Publisher's Weekly Review

Although firearms were invented in China and avidly taken up by the Ottoman Empire and other states, by 1700, European guns were the best in the world. This salient aspect of Western military superiority-perhaps the most important development in modern history-receives an insightful new analysis in this cogent study. Chase, a lawyer with a Ph.D. in East Asian languages and civilizations, considers, and rejects, arguments for Europe's exceptional technological, cultural or political advantages, focusing instead on specific military constraints faced by Old World civilizations in the early modern era. Non-European states, he argues, were preoccupied with raising cavalry forces to defend against fast-moving mounted steppe nomads, a context in which early firearms-heavy, slow-firing, inaccurate and unmanageable on horseback-were all but useless. In Western Europe, by contrast, battles revolved around walled fortresses (which were stable enough platforms to make use of primitive cannon and handguns), and were fought by infantrymen (who were big and slow enough targets to be hit by them). The greater utility of guns in Europe, the author contends, favored their widespread adoption and rapid improvement, which in turn stimulated revolutionary innovations in military organization and drill in European armies. Chase weaves a wealth of information on firearms technology into a lucid description of the interplay of geographical, logistic and economic factors in the warfare of the period, paying special attention to oft-neglected developments in Asia. His immersion in the details enlivens rather than bogs down his arguments, and the result is a well-written and compelling reinterpretation of a watershed in military history. B&w illustrations, maps. (July) Copyright 2003 Reed Business Information.

Table of Contents

The Oikoumene
The Steppe
The Desert
China to 1500: The invention of firearms
The rise of the Ming
The Ming military
The Hongwu campaigns
The Yongle campaigns
The South Seas
Europe: The introduction of firearms
Sieges and battles
Guns and horses
Guns and ships
Guns and bows
Eastern Europe
The Americas
Western Islamdom: Turkey
The Ottoman military
The Balkans
The Mediterranean
Ottoman success
The Mamluk military
Mamluk warfare
Marj Dabiq
Mamluk failure
The Maghrib
Sub-Saharan Africa
Eastern Islamdom: Iran
The Safavid military
Safavid success or failure?
The Afghans
The Mughals
The Portuguese
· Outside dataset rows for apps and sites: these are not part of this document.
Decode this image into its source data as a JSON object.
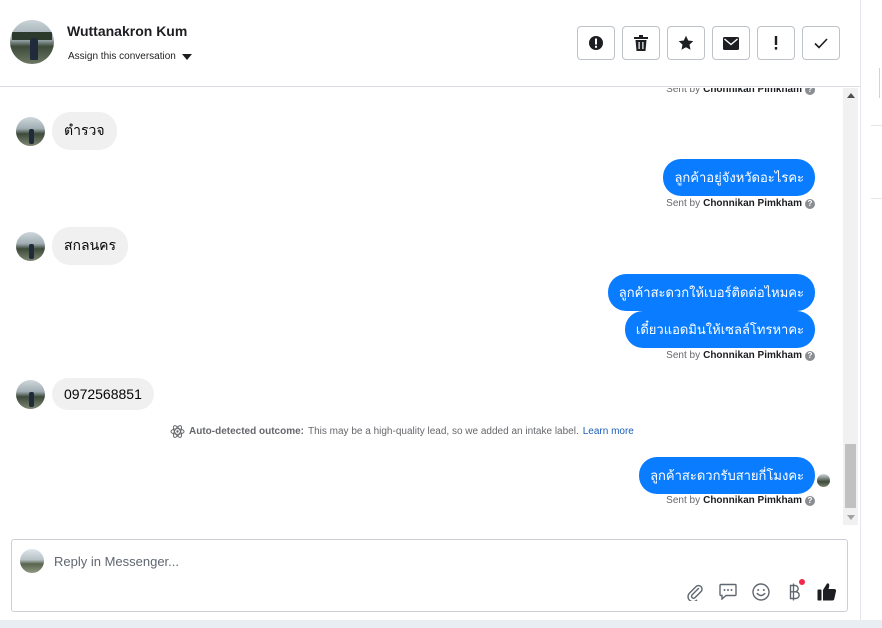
{
  "header": {
    "contact_name": "Wuttanakron Kum",
    "assign_label": "Assign this conversation",
    "toolbar": [
      {
        "icon": "alert-circle-icon"
      },
      {
        "icon": "trash-icon"
      },
      {
        "icon": "star-icon"
      },
      {
        "icon": "envelope-icon"
      },
      {
        "icon": "exclamation-icon"
      },
      {
        "icon": "check-icon"
      }
    ]
  },
  "thread": {
    "sent_by_prefix": "Sent by",
    "agent_name": "Chonnikan Pimkham",
    "messages": [
      {
        "direction": "in",
        "text": "ตำรวจ"
      },
      {
        "direction": "out",
        "text": "ลูกค้าอยู่จังหวัดอะไรคะ"
      },
      {
        "direction": "in",
        "text": "สกลนคร"
      },
      {
        "direction": "out",
        "text": "ลูกค้าสะดวกให้เบอร์ติดต่อไหมคะ"
      },
      {
        "direction": "out",
        "text": "เดี๋ยวแอดมินให้เซลล์โทรหาคะ"
      },
      {
        "direction": "in",
        "text": "0972568851"
      },
      {
        "direction": "out",
        "text": "ลูกค้าสะดวกรับสายกี่โมงคะ"
      }
    ],
    "auto_detected": {
      "label": "Auto-detected outcome:",
      "text": "This may be a high-quality lead, so we added an intake label.",
      "link": "Learn more"
    }
  },
  "composer": {
    "placeholder": "Reply in Messenger...",
    "icons": [
      "attachment-icon",
      "saved-reply-icon",
      "emoji-icon",
      "baht-payment-icon",
      "thumbs-up-icon"
    ]
  },
  "colors": {
    "outgoing_bubble": "#0a7cff",
    "incoming_bubble": "#f0f0f0",
    "link": "#1a5eb8",
    "notification_dot": "#f02849"
  }
}
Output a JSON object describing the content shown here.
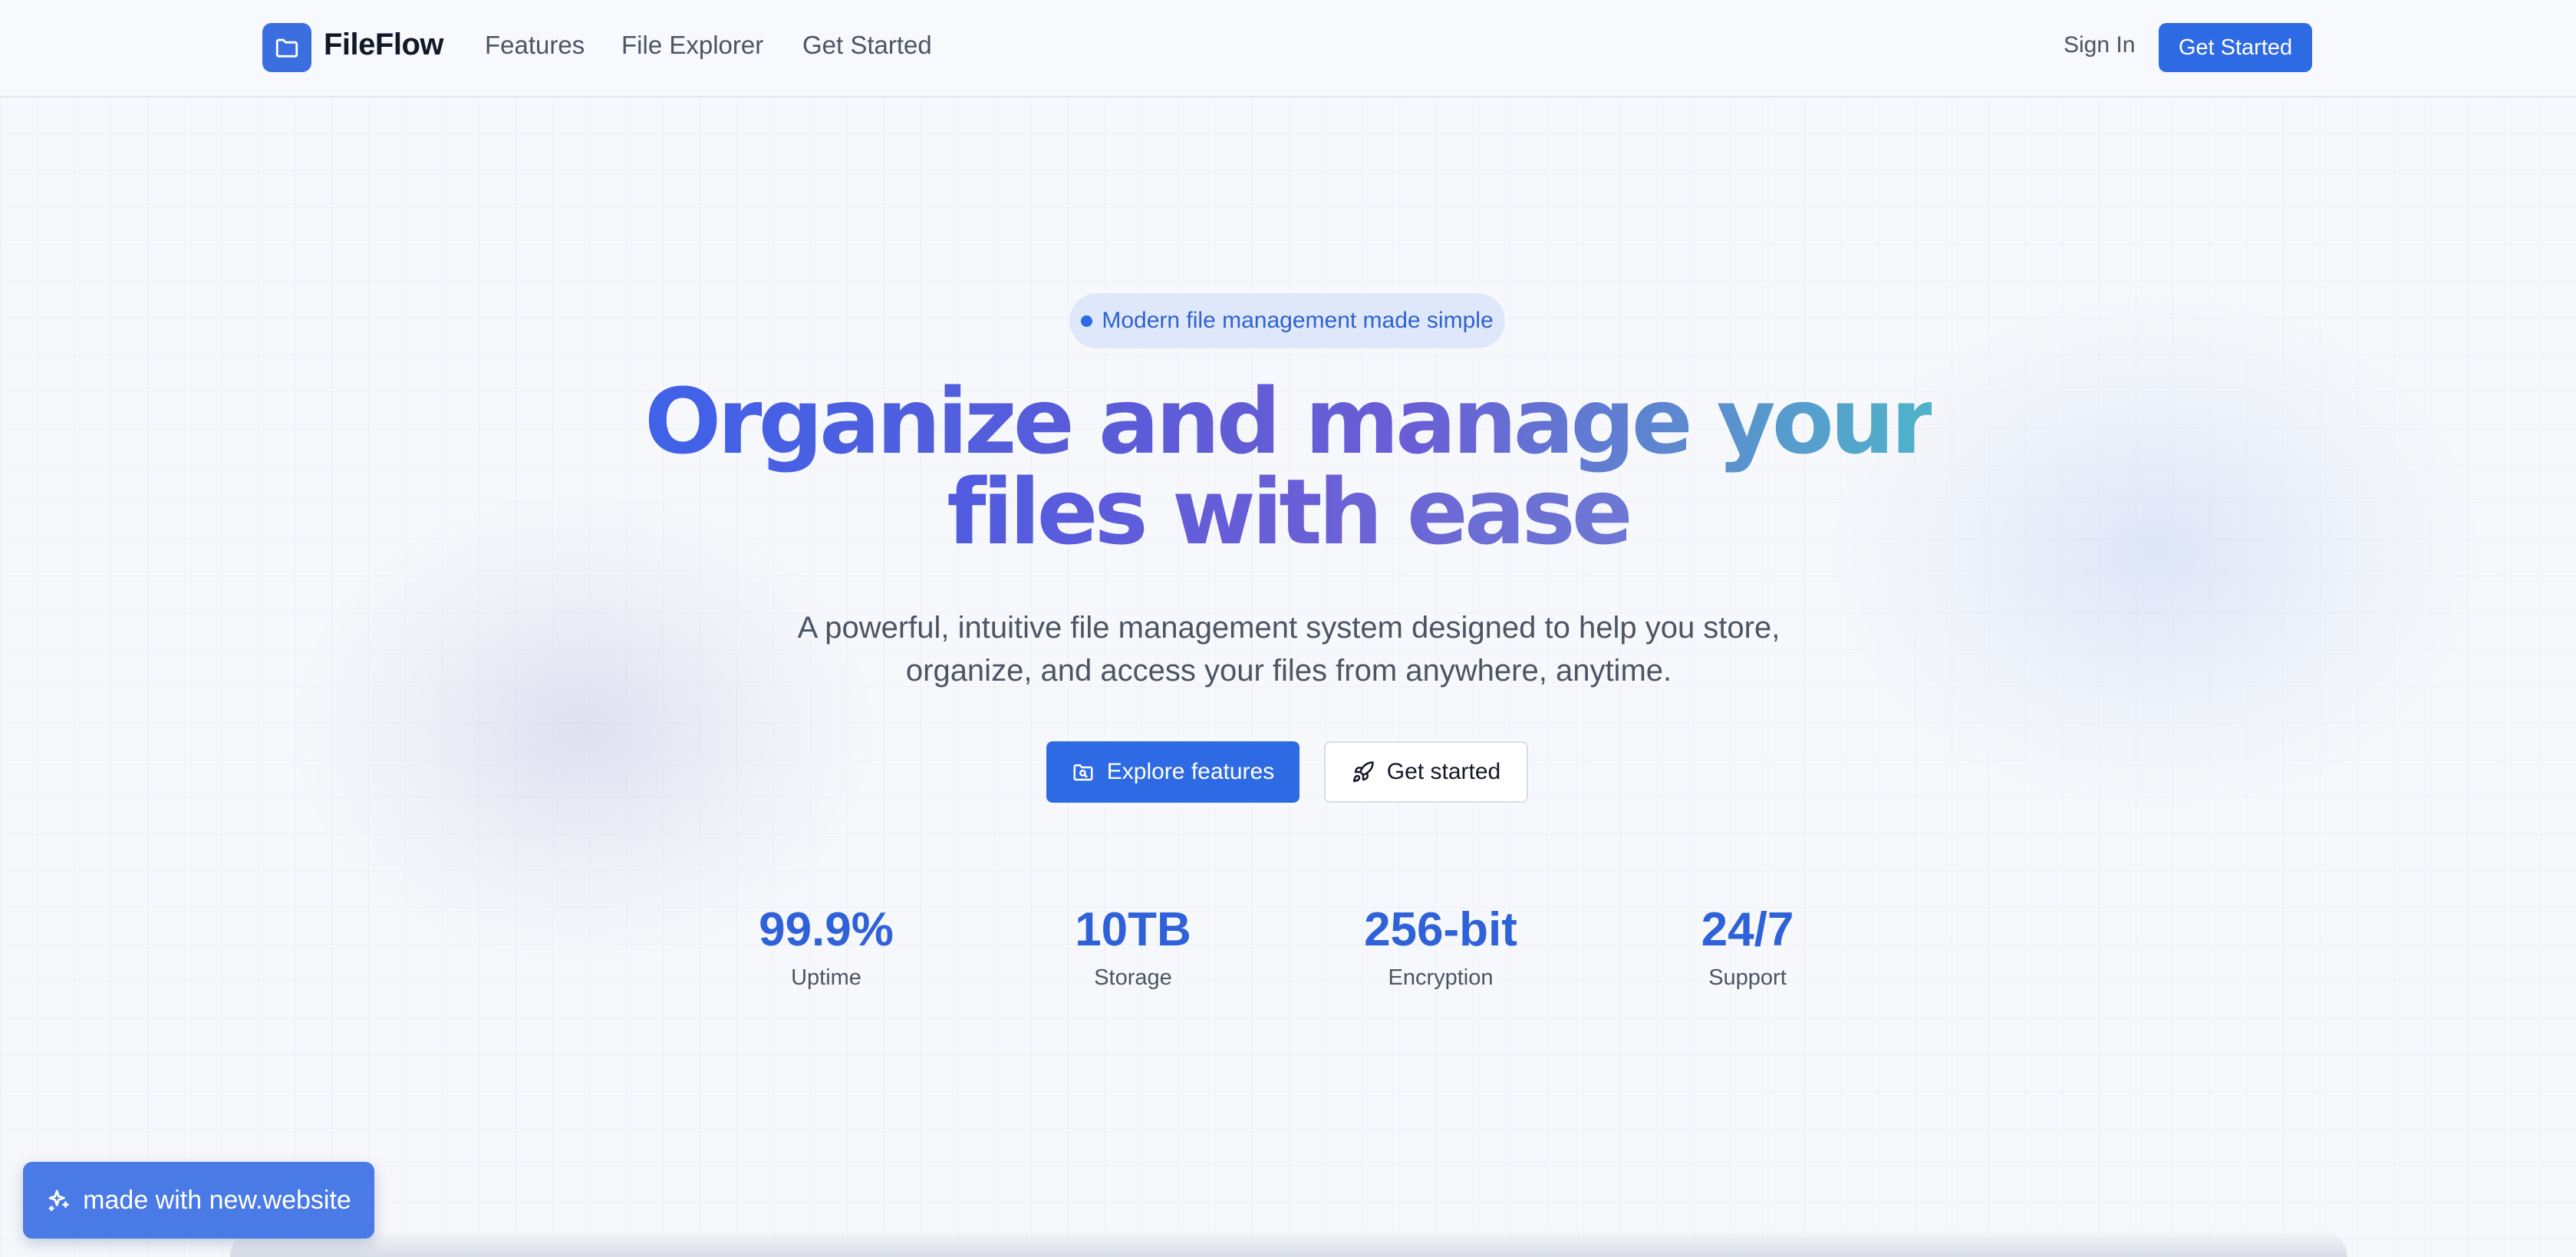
{
  "header": {
    "logo_text": "FileFlow",
    "logo_icon": "folder-icon",
    "nav": [
      "Features",
      "File Explorer",
      "Get Started"
    ],
    "sign_in": "Sign In",
    "cta": "Get Started"
  },
  "hero": {
    "badge": "Modern file management made simple",
    "headline_line1": "Organize and manage your",
    "headline_line2": "files with ease",
    "subtext": "A powerful, intuitive file management system designed to help you store, organize, and access your files from anywhere, anytime.",
    "primary_button": "Explore features",
    "primary_icon": "folder-search-icon",
    "secondary_button": "Get started",
    "secondary_icon": "rocket-icon"
  },
  "stats": [
    {
      "value": "99.9%",
      "label": "Uptime"
    },
    {
      "value": "10TB",
      "label": "Storage"
    },
    {
      "value": "256-bit",
      "label": "Encryption"
    },
    {
      "value": "24/7",
      "label": "Support"
    }
  ],
  "footer_badge": {
    "label": "made with new.website",
    "icon": "sparkles-icon"
  },
  "colors": {
    "accent": "#2f6ae5",
    "background": "#f7f8fb",
    "stat_value": "#2f62d8"
  }
}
Southeast Asia
China from 1500: Foreign firearms
New Chinese firearms
Institutional change
Japanese pirates
The Great Wall
The fall of the Ming
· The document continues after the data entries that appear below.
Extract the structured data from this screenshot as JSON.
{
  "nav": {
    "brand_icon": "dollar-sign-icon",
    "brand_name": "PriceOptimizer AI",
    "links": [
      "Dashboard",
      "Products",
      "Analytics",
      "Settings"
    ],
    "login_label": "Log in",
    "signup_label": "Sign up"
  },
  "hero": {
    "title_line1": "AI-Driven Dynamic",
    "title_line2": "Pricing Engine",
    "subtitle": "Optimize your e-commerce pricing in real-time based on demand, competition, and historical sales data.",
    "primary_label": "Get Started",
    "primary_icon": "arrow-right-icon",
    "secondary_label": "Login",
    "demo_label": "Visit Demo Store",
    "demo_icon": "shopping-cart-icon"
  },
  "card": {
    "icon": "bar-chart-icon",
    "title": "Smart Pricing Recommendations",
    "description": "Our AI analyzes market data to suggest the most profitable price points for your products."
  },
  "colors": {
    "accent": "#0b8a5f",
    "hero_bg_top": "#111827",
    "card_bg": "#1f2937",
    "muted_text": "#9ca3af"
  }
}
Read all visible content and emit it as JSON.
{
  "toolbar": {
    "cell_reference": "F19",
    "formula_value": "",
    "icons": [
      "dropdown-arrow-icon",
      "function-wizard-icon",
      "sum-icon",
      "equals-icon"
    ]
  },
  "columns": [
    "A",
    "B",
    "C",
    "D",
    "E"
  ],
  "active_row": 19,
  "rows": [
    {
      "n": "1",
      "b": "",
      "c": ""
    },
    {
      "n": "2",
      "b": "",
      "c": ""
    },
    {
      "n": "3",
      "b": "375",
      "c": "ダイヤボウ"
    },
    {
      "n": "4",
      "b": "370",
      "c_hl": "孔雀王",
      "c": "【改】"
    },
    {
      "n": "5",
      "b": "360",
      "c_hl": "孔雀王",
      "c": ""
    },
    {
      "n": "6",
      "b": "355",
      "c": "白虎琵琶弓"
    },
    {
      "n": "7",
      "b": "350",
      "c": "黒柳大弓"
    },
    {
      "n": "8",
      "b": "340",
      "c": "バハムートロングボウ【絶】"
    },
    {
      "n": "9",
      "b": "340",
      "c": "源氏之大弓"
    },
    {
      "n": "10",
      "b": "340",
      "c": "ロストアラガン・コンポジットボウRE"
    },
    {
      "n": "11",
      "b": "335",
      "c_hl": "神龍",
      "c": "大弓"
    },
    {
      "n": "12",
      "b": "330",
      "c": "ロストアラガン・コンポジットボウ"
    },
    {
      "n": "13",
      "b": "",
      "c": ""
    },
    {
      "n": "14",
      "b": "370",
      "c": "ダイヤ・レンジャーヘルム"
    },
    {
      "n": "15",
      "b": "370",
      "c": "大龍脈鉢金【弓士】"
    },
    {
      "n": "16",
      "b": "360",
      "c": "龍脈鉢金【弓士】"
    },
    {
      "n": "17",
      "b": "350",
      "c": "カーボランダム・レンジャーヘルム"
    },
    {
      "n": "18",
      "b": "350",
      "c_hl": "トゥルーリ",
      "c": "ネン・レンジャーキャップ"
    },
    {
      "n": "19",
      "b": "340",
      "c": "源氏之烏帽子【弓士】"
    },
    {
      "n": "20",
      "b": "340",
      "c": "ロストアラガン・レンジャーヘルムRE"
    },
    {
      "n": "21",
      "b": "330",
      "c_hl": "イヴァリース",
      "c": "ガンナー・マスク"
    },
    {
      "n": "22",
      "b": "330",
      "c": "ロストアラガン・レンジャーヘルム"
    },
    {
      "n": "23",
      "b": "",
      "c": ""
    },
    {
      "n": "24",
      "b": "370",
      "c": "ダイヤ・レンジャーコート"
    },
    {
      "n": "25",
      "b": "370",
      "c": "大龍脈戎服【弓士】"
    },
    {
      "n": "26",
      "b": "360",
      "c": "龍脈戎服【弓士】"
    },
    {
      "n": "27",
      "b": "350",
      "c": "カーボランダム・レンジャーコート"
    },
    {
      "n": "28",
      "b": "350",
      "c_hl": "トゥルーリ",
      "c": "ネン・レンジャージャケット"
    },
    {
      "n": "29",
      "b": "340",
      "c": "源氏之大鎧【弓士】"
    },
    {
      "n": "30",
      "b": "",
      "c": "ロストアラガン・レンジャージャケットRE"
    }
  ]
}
The Qing dynasty
Korea and Japan: Korea
The first invasion of Korea
The Korean response
The second invasion of Korea
The Tokugawa
Conclusion: Firearms after 1700
The world after 1700
Wagons and pikes
Firearms and nomads